━━━━━ SOURCE MATERIAL

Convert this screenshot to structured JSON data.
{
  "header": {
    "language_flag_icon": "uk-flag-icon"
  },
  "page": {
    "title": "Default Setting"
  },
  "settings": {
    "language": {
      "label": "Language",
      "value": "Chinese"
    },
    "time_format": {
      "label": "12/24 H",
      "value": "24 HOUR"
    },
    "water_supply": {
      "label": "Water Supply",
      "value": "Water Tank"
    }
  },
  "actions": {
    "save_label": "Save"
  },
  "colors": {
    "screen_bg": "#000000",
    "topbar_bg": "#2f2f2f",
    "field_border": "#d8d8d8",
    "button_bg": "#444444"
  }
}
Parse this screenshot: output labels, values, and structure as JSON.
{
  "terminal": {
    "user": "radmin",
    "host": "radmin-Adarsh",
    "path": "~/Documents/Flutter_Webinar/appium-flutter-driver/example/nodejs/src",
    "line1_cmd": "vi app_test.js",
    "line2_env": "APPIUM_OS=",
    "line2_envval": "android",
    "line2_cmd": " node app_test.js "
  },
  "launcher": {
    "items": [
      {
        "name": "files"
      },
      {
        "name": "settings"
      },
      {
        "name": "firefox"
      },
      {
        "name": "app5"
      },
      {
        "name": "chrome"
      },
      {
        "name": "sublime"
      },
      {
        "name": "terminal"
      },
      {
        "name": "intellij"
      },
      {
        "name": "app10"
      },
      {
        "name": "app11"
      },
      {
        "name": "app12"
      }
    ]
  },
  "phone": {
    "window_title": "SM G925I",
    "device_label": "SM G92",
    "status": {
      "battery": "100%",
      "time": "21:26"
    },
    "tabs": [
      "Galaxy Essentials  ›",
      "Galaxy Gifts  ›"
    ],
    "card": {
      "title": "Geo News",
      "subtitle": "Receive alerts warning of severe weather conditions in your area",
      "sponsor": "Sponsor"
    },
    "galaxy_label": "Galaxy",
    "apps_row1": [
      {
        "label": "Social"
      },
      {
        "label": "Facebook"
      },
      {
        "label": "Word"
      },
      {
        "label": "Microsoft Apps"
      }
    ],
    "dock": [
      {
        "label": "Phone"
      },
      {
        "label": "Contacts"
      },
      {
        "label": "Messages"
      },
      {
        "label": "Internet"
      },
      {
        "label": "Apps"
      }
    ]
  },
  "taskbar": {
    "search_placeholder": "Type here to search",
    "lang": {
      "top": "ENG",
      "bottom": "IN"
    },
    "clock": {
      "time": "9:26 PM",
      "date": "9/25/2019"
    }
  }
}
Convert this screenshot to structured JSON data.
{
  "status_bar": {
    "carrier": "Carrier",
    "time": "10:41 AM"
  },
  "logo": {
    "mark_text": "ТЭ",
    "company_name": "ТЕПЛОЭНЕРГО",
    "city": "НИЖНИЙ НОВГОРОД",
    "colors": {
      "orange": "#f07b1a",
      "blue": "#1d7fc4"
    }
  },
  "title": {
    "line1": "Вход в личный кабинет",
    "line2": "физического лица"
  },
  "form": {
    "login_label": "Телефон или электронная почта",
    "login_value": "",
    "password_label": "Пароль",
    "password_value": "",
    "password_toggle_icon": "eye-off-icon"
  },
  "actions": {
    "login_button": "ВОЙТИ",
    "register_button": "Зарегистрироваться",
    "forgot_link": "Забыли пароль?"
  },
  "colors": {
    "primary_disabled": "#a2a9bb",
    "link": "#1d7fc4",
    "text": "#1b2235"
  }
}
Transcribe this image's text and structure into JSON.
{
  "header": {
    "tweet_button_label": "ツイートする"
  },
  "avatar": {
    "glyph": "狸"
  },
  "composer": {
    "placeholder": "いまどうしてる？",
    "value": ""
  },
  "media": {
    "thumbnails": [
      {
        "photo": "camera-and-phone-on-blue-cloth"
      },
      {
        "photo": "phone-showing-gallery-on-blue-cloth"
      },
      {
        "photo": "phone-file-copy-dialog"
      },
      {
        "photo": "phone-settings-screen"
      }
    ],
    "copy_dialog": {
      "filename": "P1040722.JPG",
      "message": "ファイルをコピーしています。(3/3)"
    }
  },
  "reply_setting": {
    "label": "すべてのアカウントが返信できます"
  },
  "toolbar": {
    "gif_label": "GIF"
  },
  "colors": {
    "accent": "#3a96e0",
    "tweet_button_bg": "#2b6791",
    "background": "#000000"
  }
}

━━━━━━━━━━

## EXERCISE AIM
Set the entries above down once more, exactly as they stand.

## ANSWER AREA
Convert this screenshot to structured JSON data.
{
  "header": {
    "language_flag_icon": "uk-flag-icon"
  },
  "page": {
    "title": "Default Setting"
  },
  "settings": {
    "language": {
      "label": "Language",
      "value": "Chinese"
    },
    "time_format": {
      "label": "12/24 H",
      "value": "24 HOUR"
    },
    "water_supply": {
      "label": "Water Supply",
      "value": "Water Tank"
    }
  },
  "actions": {
    "save_label": "Save"
  },
  "colors": {
    "screen_bg": "#000000",
    "topbar_bg": "#2f2f2f",
    "field_border": "#d8d8d8",
    "button_bg": "#444444"
  }
}
Parse this screenshot: output labels, values, and structure as JSON.
{
  "terminal": {
    "user": "radmin",
    "host": "radmin-Adarsh",
    "path": "~/Documents/Flutter_Webinar/appium-flutter-driver/example/nodejs/src",
    "line1_cmd": "vi app_test.js",
    "line2_env": "APPIUM_OS=",
    "line2_envval": "android",
    "line2_cmd": " node app_test.js "
  },
  "launcher": {
    "items": [
      {
        "name": "files"
      },
      {
        "name": "settings"
      },
      {
        "name": "firefox"
      },
      {
        "name": "app5"
      },
      {
        "name": "chrome"
      },
      {
        "name": "sublime"
      },
      {
        "name": "terminal"
      },
      {
        "name": "intellij"
      },
      {
        "name": "app10"
      },
      {
        "name": "app11"
      },
      {
        "name": "app12"
      }
    ]
  },
  "phone": {
    "window_title": "SM G925I",
    "device_label": "SM G92",
    "status": {
      "battery": "100%",
      "time": "21:26"
    },
    "tabs": [
      "Galaxy Essentials  ›",
      "Galaxy Gifts  ›"
    ],
    "card": {
      "title": "Geo News",
      "subtitle": "Receive alerts warning of severe weather conditions in your area",
      "sponsor": "Sponsor"
    },
    "galaxy_label": "Galaxy",
    "apps_row1": [
      {
        "label": "Social"
      },
      {
        "label": "Facebook"
      },
      {
        "label": "Word"
      },
      {
        "label": "Microsoft Apps"
      }
    ],
    "dock": [
      {
        "label": "Phone"
      },
      {
        "label": "Contacts"
      },
      {
        "label": "Messages"
      },
      {
        "label": "Internet"
      },
      {
        "label": "Apps"
      }
    ]
  },
  "taskbar": {
    "search_placeholder": "Type here to search",
    "lang": {
      "top": "ENG",
      "bottom": "IN"
    },
    "clock": {
      "time": "9:26 PM",
      "date": "9/25/2019"
    }
  }
}
Convert this screenshot to structured JSON data.
{
  "status_bar": {
    "carrier": "Carrier",
    "time": "10:41 AM"
  },
  "logo": {
    "mark_text": "ТЭ",
    "company_name": "ТЕПЛОЭНЕРГО",
    "city": "НИЖНИЙ НОВГОРОД",
    "colors": {
      "orange": "#f07b1a",
      "blue": "#1d7fc4"
    }
  },
  "title": {
    "line1": "Вход в личный кабинет",
    "line2": "физического лица"
  },
  "form": {
    "login_label": "Телефон или электронная почта",
    "login_value": "",
    "password_label": "Пароль",
    "password_value": "",
    "password_toggle_icon": "eye-off-icon"
  },
  "actions": {
    "login_button": "ВОЙТИ",
    "register_button": "Зарегистрироваться",
    "forgot_link": "Забыли пароль?"
  },
  "colors": {
    "primary_disabled": "#a2a9bb",
    "link": "#1d7fc4",
    "text": "#1b2235"
  }
}
Transcribe this image's text and structure into JSON.
{
  "header": {
    "tweet_button_label": "ツイートする"
  },
  "avatar": {
    "glyph": "狸"
  },
  "composer": {
    "placeholder": "いまどうしてる？",
    "value": ""
  },
  "media": {
    "thumbnails": [
      {
        "photo": "camera-and-phone-on-blue-cloth"
      },
      {
        "photo": "phone-showing-gallery-on-blue-cloth"
      },
      {
        "photo": "phone-file-copy-dialog"
      },
      {
        "photo": "phone-settings-screen"
      }
    ],
    "copy_dialog": {
      "filename": "P1040722.JPG",
      "message": "ファイルをコピーしています。(3/3)"
    }
  },
  "reply_setting": {
    "label": "すべてのアカウントが返信できます"
  },
  "toolbar": {
    "gif_label": "GIF"
  },
  "colors": {
    "accent": "#3a96e0",
    "tweet_button_bg": "#2b6791",
    "background": "#000000"
  }
}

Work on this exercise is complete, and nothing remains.